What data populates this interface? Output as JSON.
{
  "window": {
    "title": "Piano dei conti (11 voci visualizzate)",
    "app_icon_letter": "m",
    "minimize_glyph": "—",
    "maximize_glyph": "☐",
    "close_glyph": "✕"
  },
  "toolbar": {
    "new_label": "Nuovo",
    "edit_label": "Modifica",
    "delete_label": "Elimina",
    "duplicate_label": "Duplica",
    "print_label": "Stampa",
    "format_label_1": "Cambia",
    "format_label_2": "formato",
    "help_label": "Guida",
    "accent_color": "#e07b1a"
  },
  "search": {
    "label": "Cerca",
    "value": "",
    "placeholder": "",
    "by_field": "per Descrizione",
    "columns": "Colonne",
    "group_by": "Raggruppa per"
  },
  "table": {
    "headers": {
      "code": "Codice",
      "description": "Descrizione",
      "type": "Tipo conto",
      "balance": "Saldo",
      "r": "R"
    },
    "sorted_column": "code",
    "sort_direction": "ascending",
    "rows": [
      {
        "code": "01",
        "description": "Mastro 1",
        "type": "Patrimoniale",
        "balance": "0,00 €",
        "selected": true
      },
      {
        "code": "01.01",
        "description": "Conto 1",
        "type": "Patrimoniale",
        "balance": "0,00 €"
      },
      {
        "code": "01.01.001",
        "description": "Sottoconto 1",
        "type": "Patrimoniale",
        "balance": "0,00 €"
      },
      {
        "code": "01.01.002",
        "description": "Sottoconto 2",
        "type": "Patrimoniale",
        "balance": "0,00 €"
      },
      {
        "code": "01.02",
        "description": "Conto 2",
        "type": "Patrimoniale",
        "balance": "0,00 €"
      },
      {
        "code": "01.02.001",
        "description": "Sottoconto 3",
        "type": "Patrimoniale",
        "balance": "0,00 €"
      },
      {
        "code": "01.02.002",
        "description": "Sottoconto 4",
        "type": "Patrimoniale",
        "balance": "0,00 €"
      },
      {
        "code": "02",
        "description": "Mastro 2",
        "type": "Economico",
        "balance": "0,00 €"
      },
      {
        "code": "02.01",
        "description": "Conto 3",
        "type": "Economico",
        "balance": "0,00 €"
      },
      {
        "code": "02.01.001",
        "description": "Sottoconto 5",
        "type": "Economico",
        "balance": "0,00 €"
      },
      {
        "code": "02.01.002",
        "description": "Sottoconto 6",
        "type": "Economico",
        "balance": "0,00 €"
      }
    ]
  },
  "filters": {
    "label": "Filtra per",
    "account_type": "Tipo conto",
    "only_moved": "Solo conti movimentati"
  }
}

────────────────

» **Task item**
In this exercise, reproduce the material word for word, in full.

» **Exercise solution**
What data populates this interface? Output as JSON.
{
  "window": {
    "title": "Piano dei conti (11 voci visualizzate)",
    "app_icon_letter": "m",
    "minimize_glyph": "—",
    "maximize_glyph": "☐",
    "close_glyph": "✕"
  },
  "toolbar": {
    "new_label": "Nuovo",
    "edit_label": "Modifica",
    "delete_label": "Elimina",
    "duplicate_label": "Duplica",
    "print_label": "Stampa",
    "format_label_1": "Cambia",
    "format_label_2": "formato",
    "help_label": "Guida",
    "accent_color": "#e07b1a"
  },
  "search": {
    "label": "Cerca",
    "value": "",
    "placeholder": "",
    "by_field": "per Descrizione",
    "columns": "Colonne",
    "group_by": "Raggruppa per"
  },
  "table": {
    "headers": {
      "code": "Codice",
      "description": "Descrizione",
      "type": "Tipo conto",
      "balance": "Saldo",
      "r": "R"
    },
    "sorted_column": "code",
    "sort_direction": "ascending",
    "rows": [
      {
        "code": "01",
        "description": "Mastro 1",
        "type": "Patrimoniale",
        "balance": "0,00 €",
        "selected": true
      },
      {
        "code": "01.01",
        "description": "Conto 1",
        "type": "Patrimoniale",
        "balance": "0,00 €"
      },
      {
        "code": "01.01.001",
        "description": "Sottoconto 1",
        "type": "Patrimoniale",
        "balance": "0,00 €"
      },
      {
        "code": "01.01.002",
        "description": "Sottoconto 2",
        "type": "Patrimoniale",
        "balance": "0,00 €"
      },
      {
        "code": "01.02",
        "description": "Conto 2",
        "type": "Patrimoniale",
        "balance": "0,00 €"
      },
      {
        "code": "01.02.001",
        "description": "Sottoconto 3",
        "type": "Patrimoniale",
        "balance": "0,00 €"
      },
      {
        "code": "01.02.002",
        "description": "Sottoconto 4",
        "type": "Patrimoniale",
        "balance": "0,00 €"
      },
      {
        "code": "02",
        "description": "Mastro 2",
        "type": "Economico",
        "balance": "0,00 €"
      },
      {
        "code": "02.01",
        "description": "Conto 3",
        "type": "Economico",
        "balance": "0,00 €"
      },
      {
        "code": "02.01.001",
        "description": "Sottoconto 5",
        "type": "Economico",
        "balance": "0,00 €"
      },
      {
        "code": "02.01.002",
        "description": "Sottoconto 6",
        "type": "Economico",
        "balance": "0,00 €"
      }
    ]
  },
  "filters": {
    "label": "Filtra per",
    "account_type": "Tipo conto",
    "only_moved": "Solo conti movimentati"
  }
}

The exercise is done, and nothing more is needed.